Dear fellow adult educators,
The Governor’s Workforce Cabinet is seeking public feedback on the draft of the Indiana Strategic Workforce Plan. This Plan will eventually be submitted for the federal government for approval as a requirement under the Workforce Innovation Opportunity Act (WIOA) and will serve as guidance to the Cabinet and the Indiana Department of Workforce Development for the next four years.
You can read the draft of the Indiana Strategic Workforce Plan here: https://www.in.gov/gwc/files/Indiana%20Strategic%20Workforce%20Plan_Draft_2.6.2020.pdf. It’s a mere 538 pages long, so I’d advise searching for “adult education” and other key terms you want to read about.
I STRONGLY encourage IAACE members to provide feedback—both positive and any concerns. Here are the opportunities to do so:
- Submit comments to GWCpubliccomment@gov.IN.gov.
- Participate in a webinar on Monday, February 24, at 3:00 pm EST. To register for the webinar, fill out this form: https://form.jotform.com/200485759332156

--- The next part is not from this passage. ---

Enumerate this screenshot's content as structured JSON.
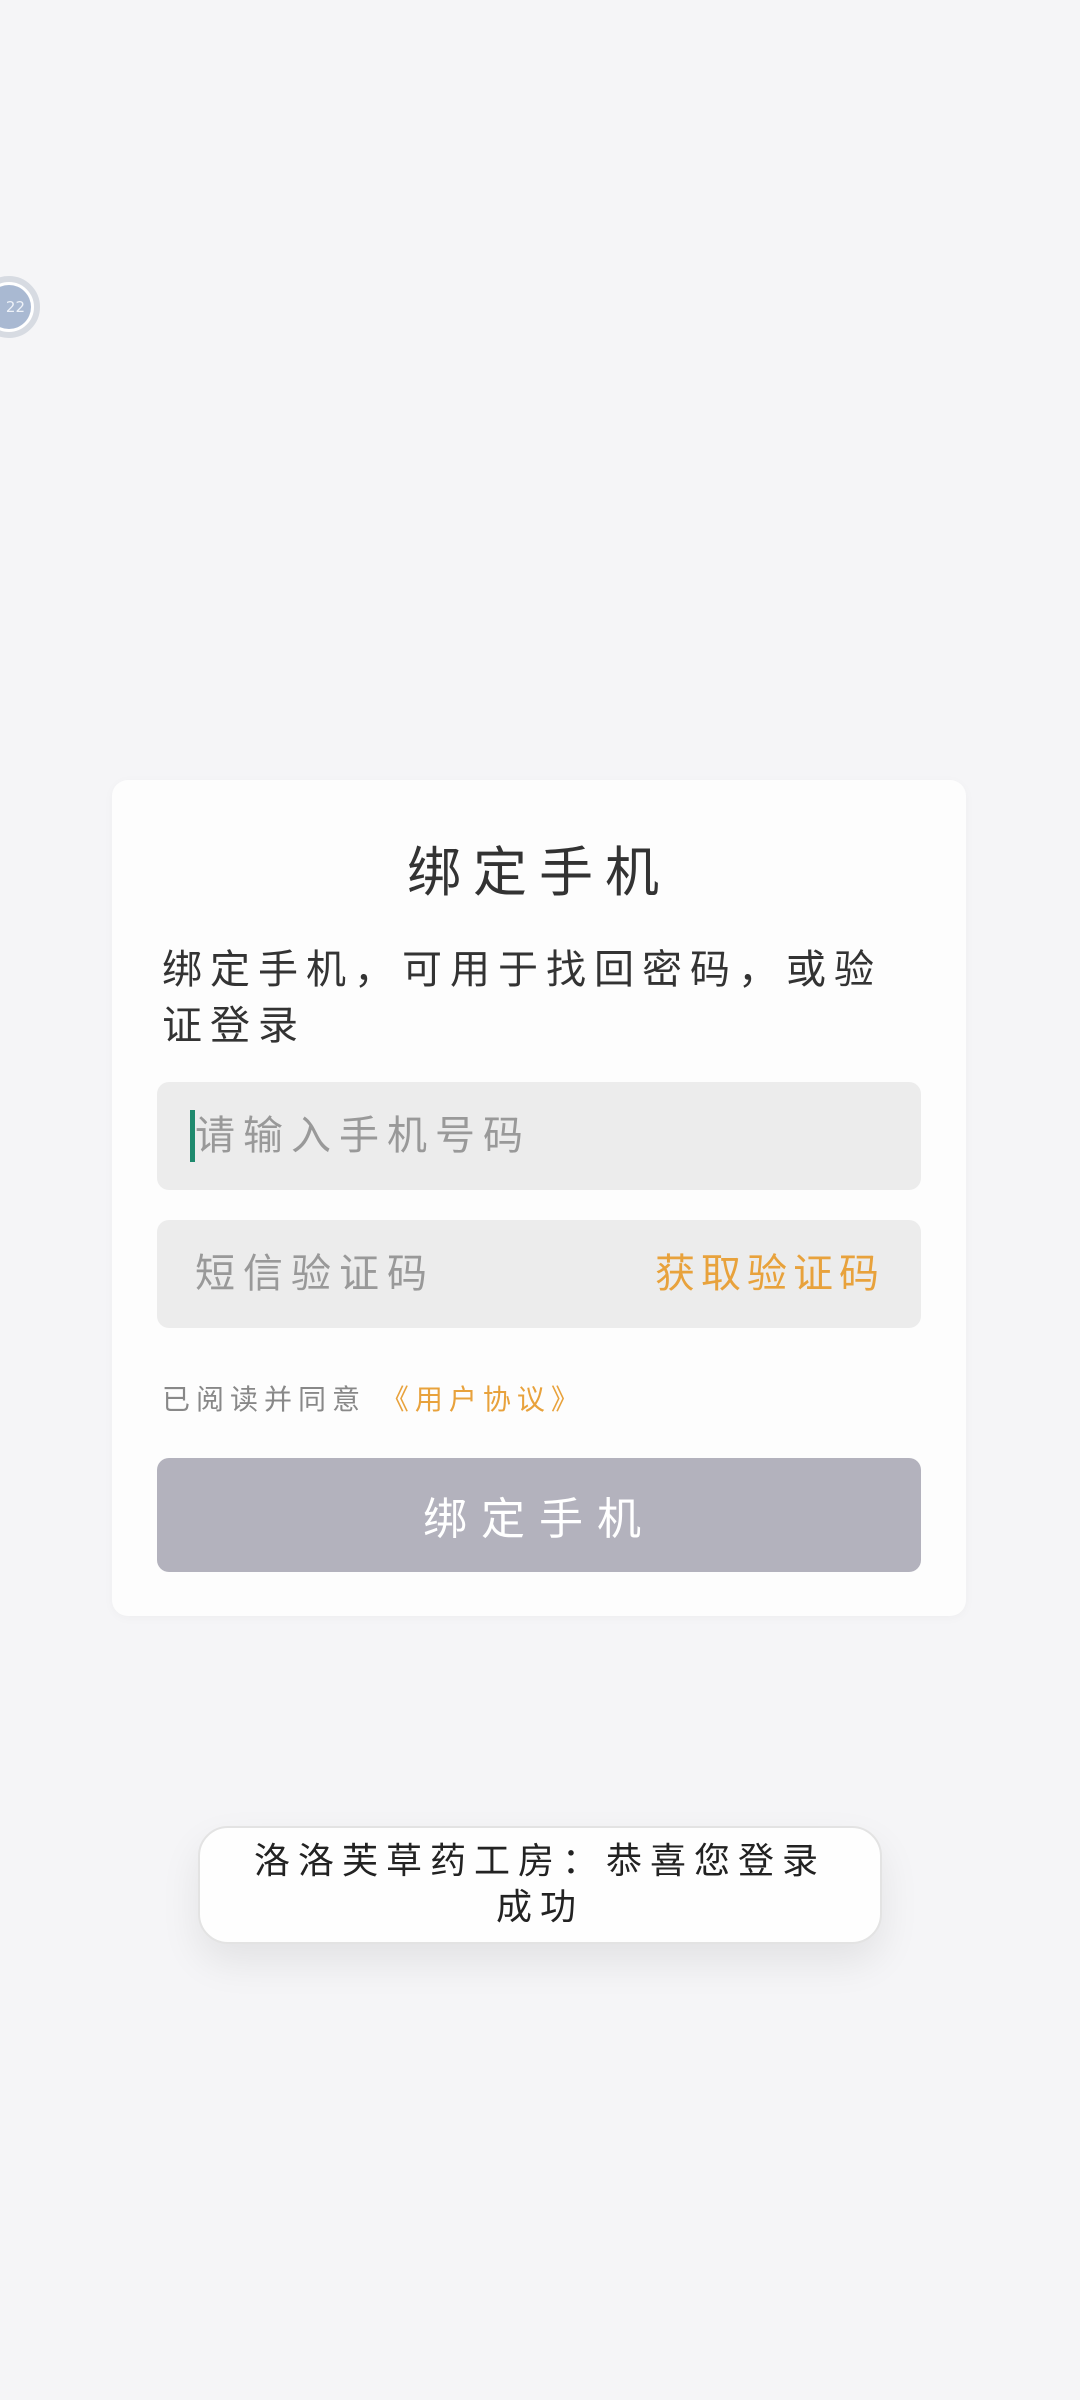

As a coordinated effort of our Association to communicate our feedback, here are some points (below in blue) I invite you to consider making in your comments. Feel free to personalize it as you find helpful.
As an adult educator in Indiana, I am very pleased that the DWD-funded adult education program is seen as a valuable asset across all initiatives in the draft of the Indiana Strategic Workforce Plan. Below are some thoughts I would offer to commend and strengthen the strategies outlined in the draft.
- The suggestions to strengthen partnerships between Core Partners (such as encouraging co-enroll customers, co-locate supportive services, data sharing, and cross-referrals) in Strategies 1, 2, and 4) could help increase access to multiple services by eligible customers. From our experience, we find this strategy helpful to adults with low income and limits on transportation and other resources.
- Adult education is more than a triage service as described in Strategy 3.5.
The mission of the Department of Workforce Development (DWD), Division of Adult Education, is to ensure delivery of foundational skills development, career pathways, and academic and career counseling services to adult and out-of-school youth for the purposes of employment, reemployment, or enhanced employment. So, adult education is much more than a triage service for high school students who drop out before graduation In fact, in the 2018-2019 program year, 22% of Indiana’s adult education students in DWD-funded programs had a high school diploma or higher from a US-based institution.
- As a DWD-funded adult education program, we partner with other core services to provide the greatest access we can to our customers as described in the Plan. But the model for co-location of adult basic education, Career & Technical Education, and community colleges (p. 76) can lead to inefficiencies.
Putting more classes into one location can decrease services to various populations because of space and equipment availability. For example, if a college campus has a welding facility, it can offer welding classes every morning, afternoon, and evening. If a CTE program has a welding facility at its location, it can also offer welding classes every morning, afternoon, and evening. That’s six class times. But if they co-locate into one facility and close the other to reduce expenses, that would cut the available class times in half.
Adult education classes are in more than 200 locations in Indiana. There is at last once class location in each county. But not all counties have a CTE program or college campus to co-locate with.
“Bridge” programs, in which an adult basic education teacher and a college occupational instructor team-teach courses that integrated basic skills with workforce training are expensive because they essentially involve the employment of two instructors for one class. Most of Integrated Education & Training classes used in Indiana’s adult education programs require only one instructor to provide the basic skills, workforce training, and workplace preparation instruction. To be able to do that, some of our adult basic education teachers have received the training they need to teach the occupational skills with the basic literacy and workplace preparation skills.
Before requiring the expansion of co-located instructional services, more research should be done on the effectiveness of that model. Here’s is a recent, independent evaluation of the State of Washington’s I-BEST model. https://www.acf.hhs.gov/sites/default/files/opre/i_best_implementation_and_early_impact_report_508.pdf While the outcomes were favorable for those who participated, actual participation was much lower than the program’s goals. From our experience as adult educators, that comes as no surprise. Many of our adult education students are working more than one job and raising a family. Studying five subjects for the high school equivalency test PLUS an occupational certification training simultaneously simply exhausts the time and effort that many adult education students can give. They much prefer to take steps “one at a time” (i.e., first the high school equivalency, then the post-secondary training).
Thank you for taking the time to provide your feedback on this important document that could drive our work for the next four years.
IAACE Advocacy Chair